What about cybersecurity risks due to an increase in remote working during the pandemic? Like many businesses adjusting to the “new norm” of remote work, the Colonial Pipeline Company had engineers accessing the control systems for the pipeline and the company’s network remotely. It is reported that the cyber-criminal gang responsible for the attack infiltrated Colonial’s network and held almost 100 gigabytes of data hostage.
No matter the size of your business, your organization needs to account for cybersecurity risks in your business continuity plan. In a recent survey conducted for the “Hiscox Cyber Readiness Report 2021,” respondents reported that 23% of small businesses in the U.S. had suffered at least one cyberattack in the past twelve months. As businesses continue to transition to remote operations and cloud-based networks, the risk for cyberattacks also increases. If your organization hasn’t updated its Emergency Operations and Continuity Plans to include cybersecurity risks, now is the time to make those updates. These plans need to adequately address prevention and mitigation strategies, not just response and recovery.
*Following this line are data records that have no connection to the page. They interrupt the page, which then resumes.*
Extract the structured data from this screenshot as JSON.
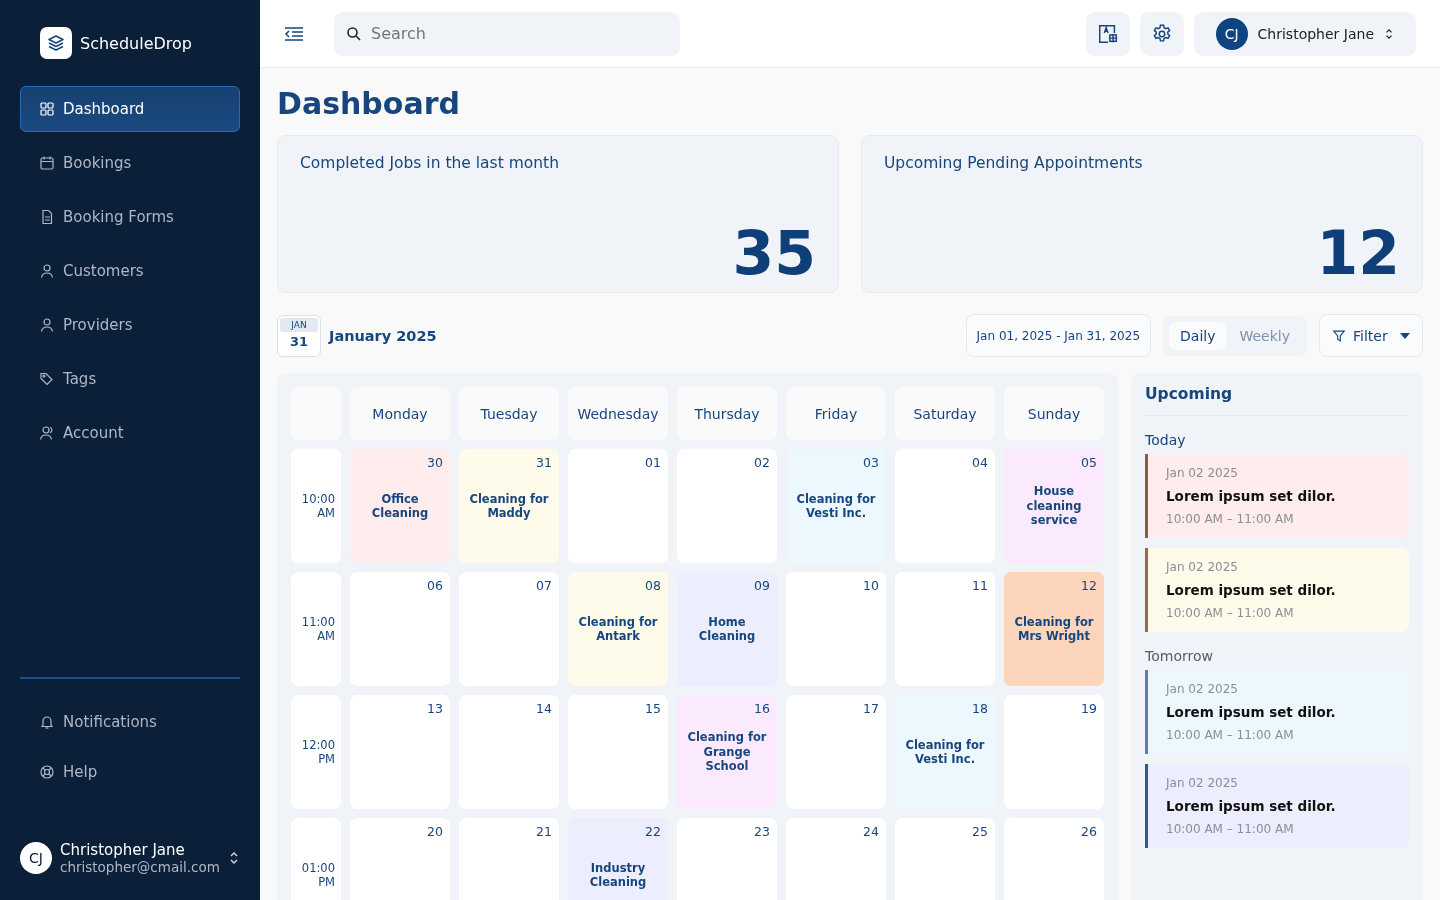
{
  "sidebar": {
    "brand": "ScheduleDrop",
    "items": [
      {
        "label": "Dashboard",
        "selected": true
      },
      {
        "label": "Bookings",
        "selected": false
      },
      {
        "label": "Booking Forms",
        "selected": false
      },
      {
        "label": "Customers",
        "selected": false
      },
      {
        "label": "Providers",
        "selected": false
      },
      {
        "label": "Tags",
        "selected": false
      },
      {
        "label": "Account",
        "selected": false
      }
    ],
    "bottom_items": [
      {
        "label": "Notifications",
        "selected": false
      },
      {
        "label": "Help",
        "selected": false
      }
    ],
    "user": {
      "initials": "CJ",
      "name": "Christopher Jane",
      "email": "christopher@cmail.com"
    }
  },
  "header": {
    "search": {
      "placeholder": "Search"
    },
    "user": {
      "initials": "CJ",
      "name": "Christopher Jane"
    }
  },
  "page_title": "Dashboard",
  "stats": [
    {
      "label": "Completed Jobs in the last month",
      "value": "35"
    },
    {
      "label": "Upcoming Pending Appointments",
      "value": "12"
    }
  ],
  "calendar": {
    "badge_month": "JAN",
    "badge_day": "31",
    "title": "January 2025",
    "date_range": "Jan 01, 2025 - Jan 31, 2025",
    "views": [
      {
        "label": "Daily",
        "selected": true
      },
      {
        "label": "Weekly",
        "selected": false
      }
    ],
    "filter": "Filter",
    "days": [
      "Monday",
      "Tuesday",
      "Wednesday",
      "Thursday",
      "Friday",
      "Saturday",
      "Sunday"
    ],
    "rows": [
      {
        "time": "10:00 AM",
        "cells": [
          {
            "date": "30",
            "event": "Office Cleaning",
            "color": "#ffecec"
          },
          {
            "date": "31",
            "event": "Cleaning for Maddy",
            "color": "#fefbea"
          },
          {
            "date": "01",
            "color": "#ffffff"
          },
          {
            "date": "02",
            "color": "#ffffff"
          },
          {
            "date": "03",
            "event": "Cleaning for Vesti Inc.",
            "color": "#ecf8fe"
          },
          {
            "date": "04",
            "color": "#ffffff"
          },
          {
            "date": "05",
            "event": "House cleaning service",
            "color": "#fbeafd"
          }
        ]
      },
      {
        "time": "11:00 AM",
        "cells": [
          {
            "date": "06",
            "color": "#ffffff"
          },
          {
            "date": "07",
            "color": "#ffffff"
          },
          {
            "date": "08",
            "event": "Cleaning for Antark",
            "color": "#fefbea"
          },
          {
            "date": "09",
            "event": "Home Cleaning",
            "color": "#ecedfd"
          },
          {
            "date": "10",
            "color": "#ffffff"
          },
          {
            "date": "11",
            "color": "#ffffff"
          },
          {
            "date": "12",
            "event": "Cleaning for Mrs Wright",
            "color": "#fdd5bd"
          }
        ]
      },
      {
        "time": "12:00 PM",
        "cells": [
          {
            "date": "13",
            "color": "#ffffff"
          },
          {
            "date": "14",
            "color": "#ffffff"
          },
          {
            "date": "15",
            "color": "#ffffff"
          },
          {
            "date": "16",
            "event": "Cleaning for Grange School",
            "color": "#fbeafd"
          },
          {
            "date": "17",
            "color": "#ffffff"
          },
          {
            "date": "18",
            "event": "Cleaning for Vesti Inc.",
            "color": "#ecf8fe"
          },
          {
            "date": "19",
            "color": "#ffffff"
          }
        ]
      },
      {
        "time": "01:00 PM",
        "cells": [
          {
            "date": "20",
            "color": "#ffffff"
          },
          {
            "date": "21",
            "color": "#ffffff"
          },
          {
            "date": "22",
            "event": "Industry Cleaning",
            "color": "#ecedfd"
          },
          {
            "date": "23",
            "color": "#ffffff"
          },
          {
            "date": "24",
            "color": "#ffffff"
          },
          {
            "date": "25",
            "color": "#ffffff"
          },
          {
            "date": "26",
            "color": "#ffffff"
          }
        ]
      }
    ]
  },
  "upcoming": {
    "title": "Upcoming",
    "groups": [
      {
        "label": "Today",
        "items": [
          {
            "date": "Jan 02 2025",
            "title": "Lorem ipsum set dilor.",
            "time": "10:00 AM – 11:00 AM",
            "color": "#ffecec"
          },
          {
            "date": "Jan 02 2025",
            "title": "Lorem ipsum set dilor.",
            "time": "10:00 AM – 11:00 AM",
            "color": "#fefbea"
          }
        ]
      },
      {
        "label": "Tomorrow",
        "items": [
          {
            "date": "Jan 02 2025",
            "title": "Lorem ipsum set dilor.",
            "time": "10:00 AM – 11:00 AM",
            "color": "#ecf8fe"
          },
          {
            "date": "Jan 02 2025",
            "title": "Lorem ipsum set dilor.",
            "time": "10:00 AM – 11:00 AM",
            "color": "#ecedfd"
          }
        ]
      }
    ]
  }
}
Lesson 3: Assess Cybersecurity Risks; Plan for everything the Worst
Planning begins with conducting an all-hazards risk assessment. This should be specific to your organization and include realistic threats and hazards. The plan should identify prevention and mitigation strategies. While many IT companies will offer standard software solutions, a comprehensive approach includes plans, policies, procedures, software, hardware infrastructure, training, insurance, and exercises. The aforementioned Hiscox report found that the average financial cost of a cyberattack to a small business in the U.S. during a period of 12 months is over $25,600. If 23% of businesses surveyed had suffered a cyberattack in the previous 12 months, organizations should be investing in cybersecurity to prevent and mitigate these threats.
Businesses should identify potential impacts and consider methods for mitigating adverse impacts and continuing operations. While no company can mitigate all cybersecurity risks, attention should be given to the risks with the greatest likelihood and negative impact on business operations.
Next Steps for Cybersecurity Resilience
If your organization hasn’t taken the steps to identify, plan for, and test its capabilities against cybersecurity risks, we are here to help. ASG has a unique blend of all-hazards, emergency preparedness expertise paired with innovative cybersecurity solutions through our partnership with Regent University.
Regent University’s Cyber Range Training allows organizations to build cybersecurity capabilities and test systems within a closed network to validate effectiveness. With this partnership, ASG can work with your organization to identify the risks, develop emergency and business continuity plans, and validate the effectiveness of capabilities and preparedness plans through live and simulated exercises.
Ready for you “ounce of prevention”? Contact us today.
Alliance Solutions Group (ASG) has extensive experience assessing internal and external risks and developing Emergency and Business Continuity Plans for organizations. In 16 years of business, we have developed over 85 All-hazard, Risk-based Emergency Plans and conducted over 2,000 exercises.
ASG is readily accessible to our public sector partners through the Virginia Department of Emergency Management HSEEP Optional Use contract (VDEM: 127:19-006) and the VDEM Emergency Management Consulting contract (VDEM 127-09252015-001-DBS).